Quentin Tarantino

Lisa Coulthard

in Cinema and Media Studies

ISBN: 9780199791286
Published online August 2012 | | DOI:
Quentin Tarantino

More Like This

Show all results sharing these subjects:

  • Media Studies
  • Film
  • Radio
  • Television


Show Summary Details


Bursting on the scene with the controversial Reservoir Dogs (1992), Quentin Tarantino has become known for a particular brand of film violence and postmodern pastiche that has won him both accolades and censure. Studying acting and working as a video store clerk, Tarantino had long been interested in cinema and in writing screenplays. Although Tarantino had written and directed My Best Friend’s Birthday in 1987, it was not released, and Reservoir Dogs marks the start of Tarantino’s career as a writer and director. This violent heist film cleverly reworks the genre to focus on the aftereffects of action rather than on action, and its premiere at Sundance in 1992 made Tarantino’s career. Although offending many and almost entirely snubbed by critics, the film received enough positive attention to make the former video store clerk an overnight sensation in high demand by Hollywood. But it was the sensation of Tarantino’s second film, Pulp Fiction (1994), that truly caught the attention of audiences and critics alike. Winning multiple major awards and setting box-office records, Pulp Fiction solidified Tarantino’s directorial career and won him the designation of auteur; it became nothing short of a film phenomena, as Dana Polan notes (see Polan 2000, cited under Pulp Fiction [1994]). With seven feature films, one omnibus film, two filmed screenplays, and two television series episodes (CSI and ER), as well as guest directorial and acting appearances, Tarantino has lived up to the auteur hype that began brewing after the major success of Pulp Fiction. Although the calls for auteur status prompted by Pulp Fiction might have seemed premature at the time, given this was only his second film, it is clear that Tarantino’s films are marked by stylistic and thematic unities that are pronounced and identifiable.
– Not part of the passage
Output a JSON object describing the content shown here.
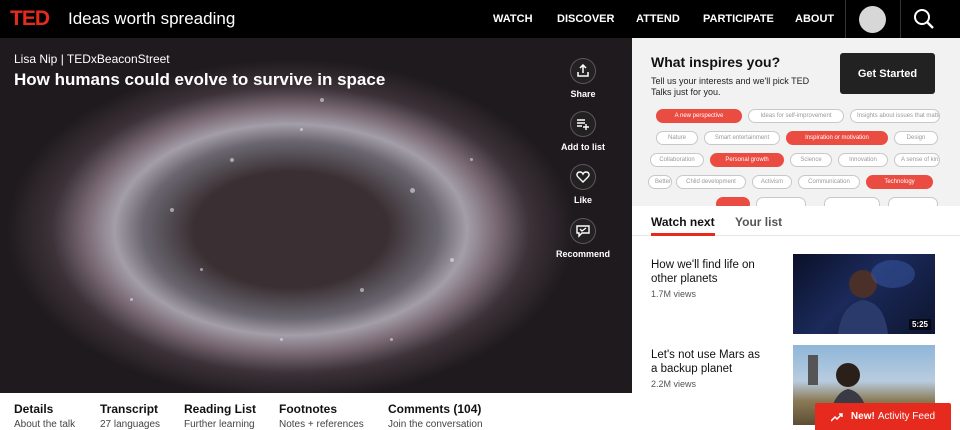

Most books and articles on his films tend to focus on these stylistic signatures, such as numerous cinematic, musical, and pop cultural references; lengthy segments of banter and witty dialogue; extreme violence; self-reflexivity; pastiche; and complicated narrative timelines. And yet there are very few scholarly studies of Tarantino that take his films seriously in terms of film history, style, or theory; rather, the literature is dominated by informal and popular criticism and biography and heavily theorized or highly specific analyses.

Article.  8021 words. 

Subjects: Media Studies ; Film ; Radio ; Television

Full text: subscription required

How to subscribe Recommend to my Librarian

Buy this work at Oxford University Press »

Users without a subscription are not able to see the full content. Please, subscribe or login to access all content.